━━━━━ Exercise materials

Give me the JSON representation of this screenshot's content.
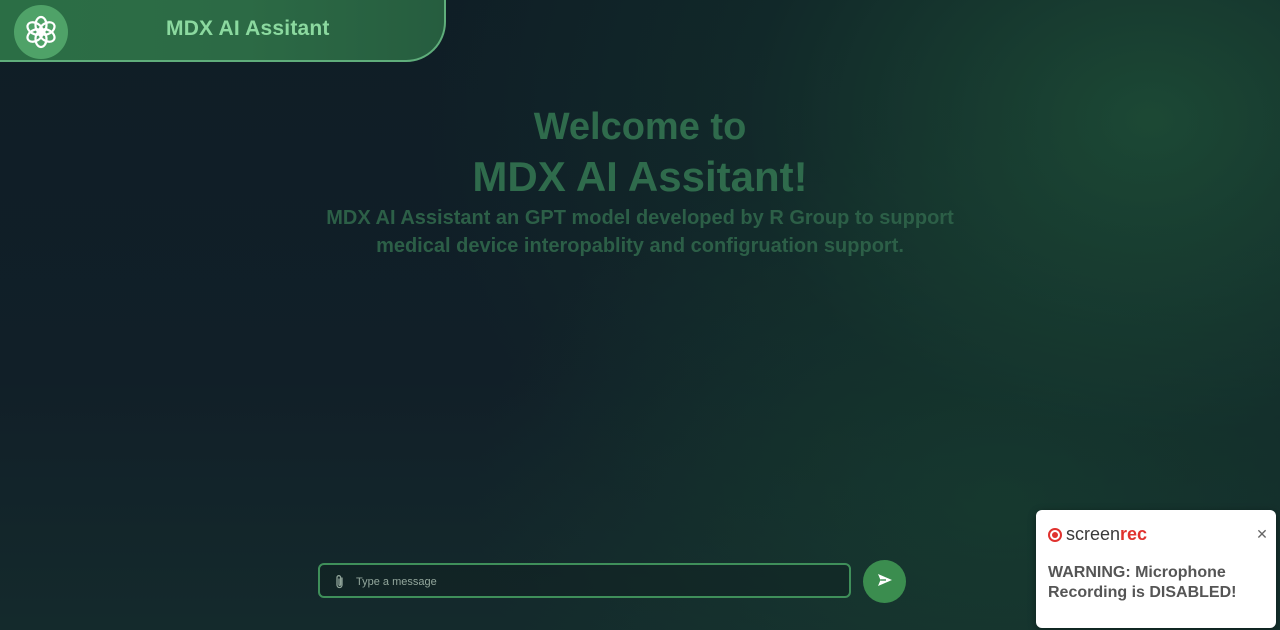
{
  "header": {
    "title": "MDX AI Assitant",
    "logo_icon": "openai-logo-icon"
  },
  "welcome": {
    "line1": "Welcome to",
    "line2": "MDX AI Assitant!",
    "description": "MDX AI Assistant an GPT model developed by R Group to support medical device interopablity and configruation support."
  },
  "composer": {
    "placeholder": "Type a message",
    "value": "",
    "attach_icon": "paperclip-icon",
    "send_icon": "send-icon"
  },
  "toast": {
    "brand_part1": "screen",
    "brand_part2": "rec",
    "message": "WARNING: Microphone Recording is DISABLED!",
    "close_icon": "close-icon"
  },
  "colors": {
    "accent": "#3b8d4f",
    "header_title": "#8bd99f",
    "welcome_text": "#2f6b4c",
    "rec_red": "#e0322e"
  }
}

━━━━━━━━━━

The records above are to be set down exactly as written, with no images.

Give me the JSON representation of this screenshot's content.
{
  "header": {
    "title": "MDX AI Assitant",
    "logo_icon": "openai-logo-icon"
  },
  "welcome": {
    "line1": "Welcome to",
    "line2": "MDX AI Assitant!",
    "description": "MDX AI Assistant an GPT model developed by R Group to support medical device interopablity and configruation support."
  },
  "composer": {
    "placeholder": "Type a message",
    "value": "",
    "attach_icon": "paperclip-icon",
    "send_icon": "send-icon"
  },
  "toast": {
    "brand_part1": "screen",
    "brand_part2": "rec",
    "message": "WARNING: Microphone Recording is DISABLED!",
    "close_icon": "close-icon"
  },
  "colors": {
    "accent": "#3b8d4f",
    "header_title": "#8bd99f",
    "welcome_text": "#2f6b4c",
    "rec_red": "#e0322e"
  }
}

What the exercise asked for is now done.